I'm making another crochet blanket, this time made up of squares which I'll seam together later. In each square, the colours will radiate from dark-to-light or light-to-dark, alternating like a chessboard.
My inspiration is a delicate granny square blanket featured in Jared Flood's blog post about the Icelandic Textile Museum. I tried out a few different kinds of squares, and decided to go for super-simple solid crocheted squares rather than classic granny squares.
The small square I made as a swatch (with only one round per shade) is the perfect size for a coaster. :)
I've had some undyed corriedale wool from the Little Wool Company in my stash for a couple of years, which I'd intended for a cardigan but couldn't get gauge for the pattern I had my eye on (as this is quite a thin 4ply). I think a blanket like this will really let the natural sheepy colours shine! I have 200g cones of natural white, oatmeal, and silver. The yarn will be held double, with two crocheted rounds per colour or colour blend.
Here are all the details, if you'd like to make your own gradient squares...
- 4ply yarn in three colours, about 31g or 140yds total per square. I'm aiming for a 5x7 blanket (about 40"/102cm x 56"/142cm), so I will need about 1200g or 5,472yds of yarn which should include enough for seaming and adding a border. Holding it doubled definitely eats yarn!
- a 4mm crochet hook (or size that makes a fabric you like).
- a needle for weaving in ends.
- a blocking board (optional).
- If I'm using a wool yarn, I like to crochet over the yarn ends as I go to reduce weaving-in later.
- It's nice and easy to spit-splice 4ply wool, especially non-superwash. I do tend to dip my finger in my water glass (or tea cup or wine glass) rather than spit, however - I'm prissy like that. :p
- After I finish each square I wash it, squeeze out the water, and stretch it out on my homemade blocking board: four nails in a piece of scrap wood, with 8 1/2 inches between nails as you go round the square. The corner-holes of the crocheted square go over the nails (see photo below).
Abbreviations (in US crochet terms):
- ch = chain
- dc = double crochet
- sc = single crochet
- st = stitch
How to make a square (about 8"/20cm wide):
With colour A held double, make a magic ring OR ch 5 and join with a slip stitch.
Round 1: Ch 2, 3 dc into ring, *ch 3, 4 dc into ring, repeat from * twice more, ch 3, join to top of initial ch 2 with a slip stitch.
Round 2: Ch 2, 1 dc into each of the next 2 sts, *(2 dc, ch 3, 2 dc) into corner space, 1 dc into each of the next 3 sts, repeat from * twice more, (2 dc, ch 3, 2 dc) into corner space, join to top of initial ch 2 with a slip stitch.
Break yarn and fasten off.

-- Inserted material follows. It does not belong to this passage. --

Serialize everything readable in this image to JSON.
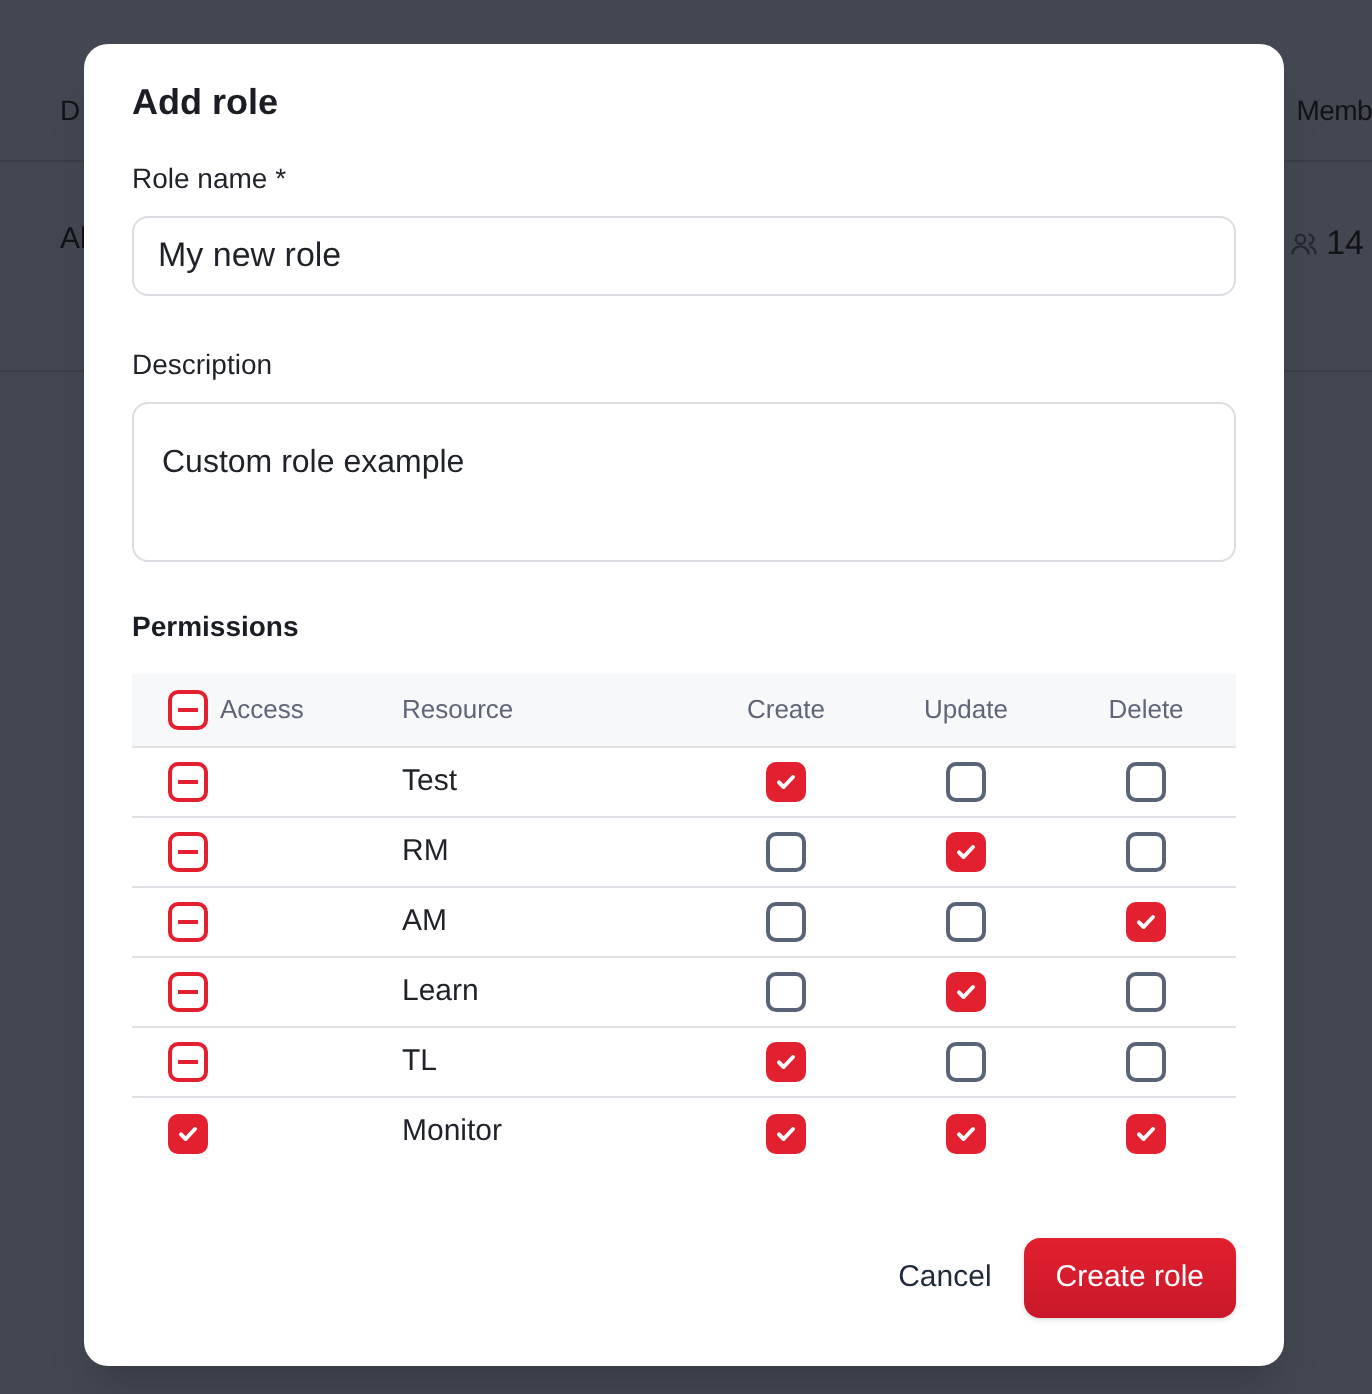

With colour A and colour B held together, join yarn to any side of the square.
Rounds 3-4: Ch 2, *1 dc into each st until you reach the next corner space, (2 dc, ch 3, 2 dc) into corner space, repeat from * three more times, 1 dc into each st until you reach the initial ch 2, join to top with a slip stitch.
Break yarn and fasten off. With colour B held double, join yarn to any side of the square.

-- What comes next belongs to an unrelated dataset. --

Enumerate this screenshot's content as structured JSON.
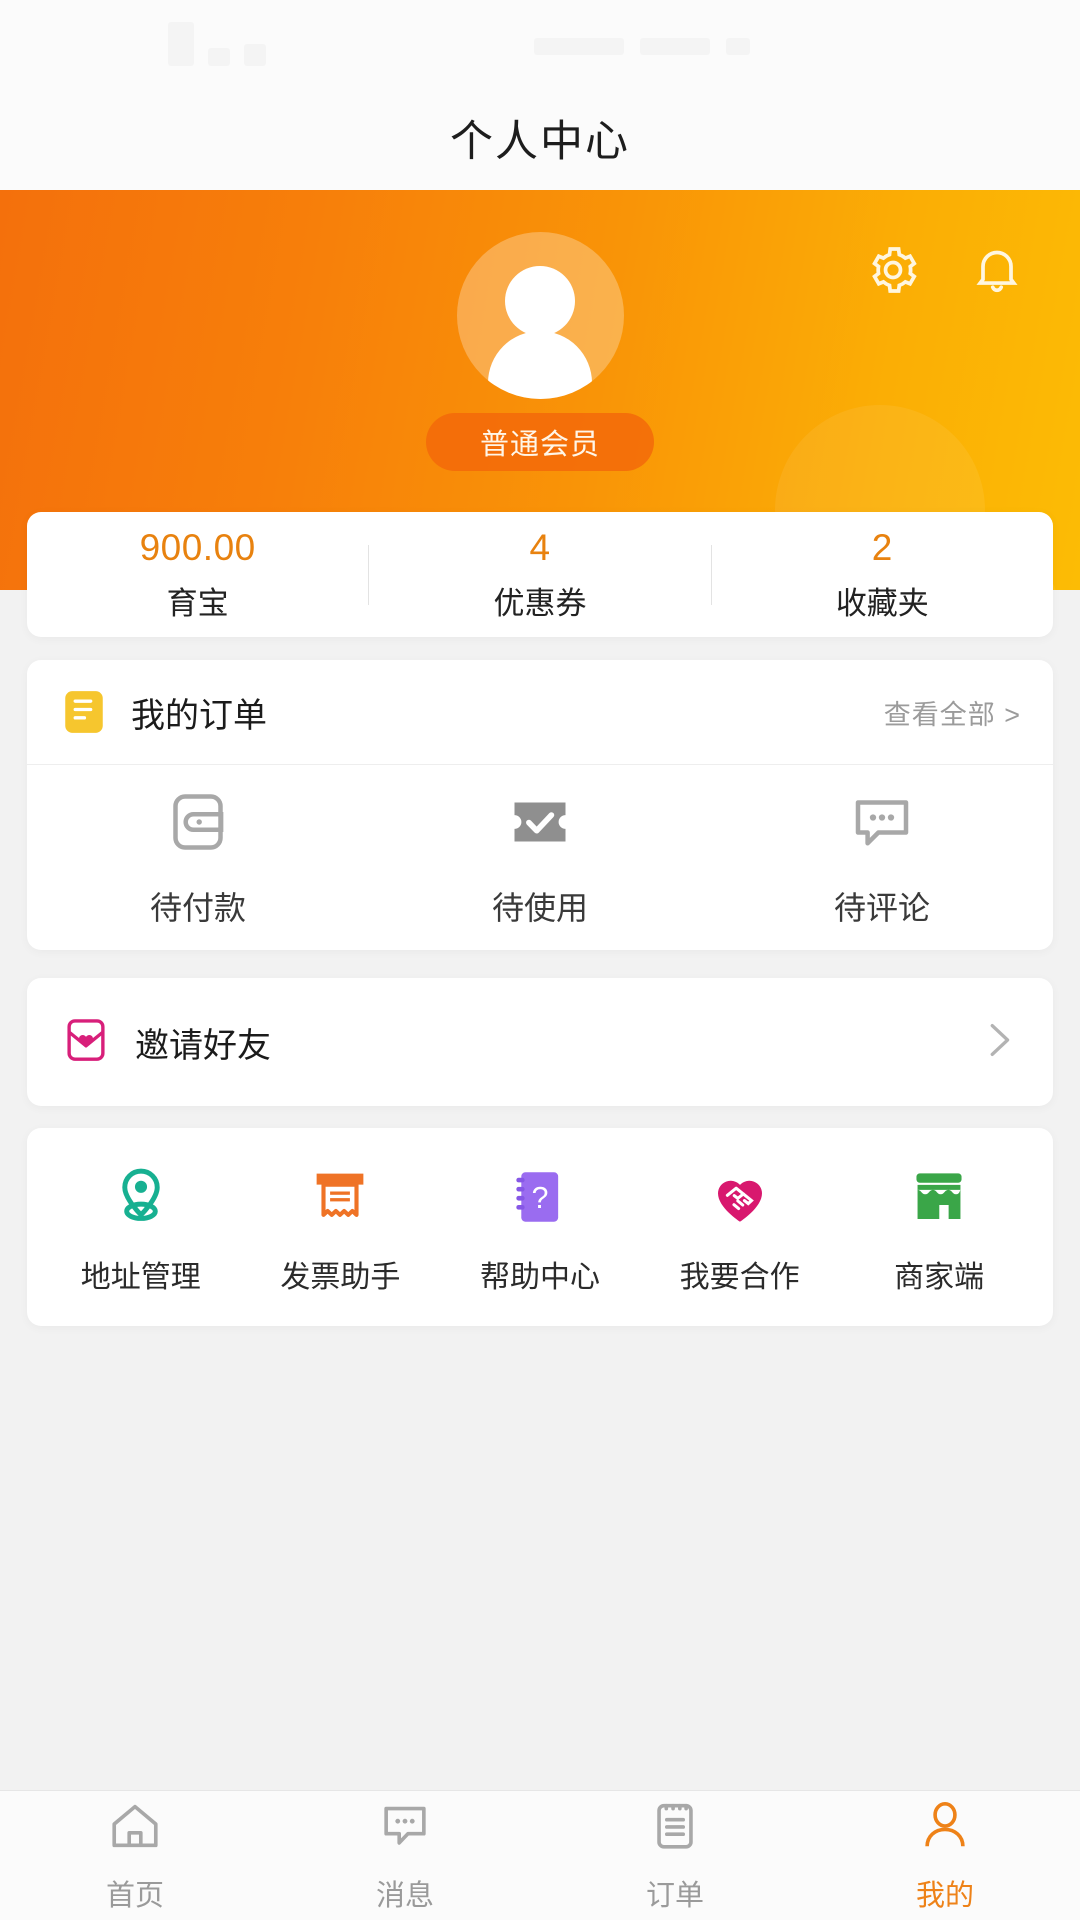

Rounds 5-6: Work as established in Rounds 3-4.
Break yarn and fasten off. With colour B and colour C held together, join yarn to any side of the square.
Rounds 7-8: Work as established in Rounds 3-4.
Break yarn and fasten off. With colour C held double, join yarn to any side of the square.
Rounds 9-10: Work as established in Rounds 3-4.
Round 11: Ch 1, *1 sc into each st until you reach the next corner space, 4 sc into corner space, repeat from * three more times, 1 sc into each st until you reach the initial ch 1, join to top with a slip stitch.
Break yarn and fasten off. Weave in any remaining ends, and wet block the square.
When the time comes, I'll write a post about seaming the squares together and adding a border. I think picot stitches around the edge could look really pretty - but I'm getting ahead of myself now. 2 squares down, 33 to go...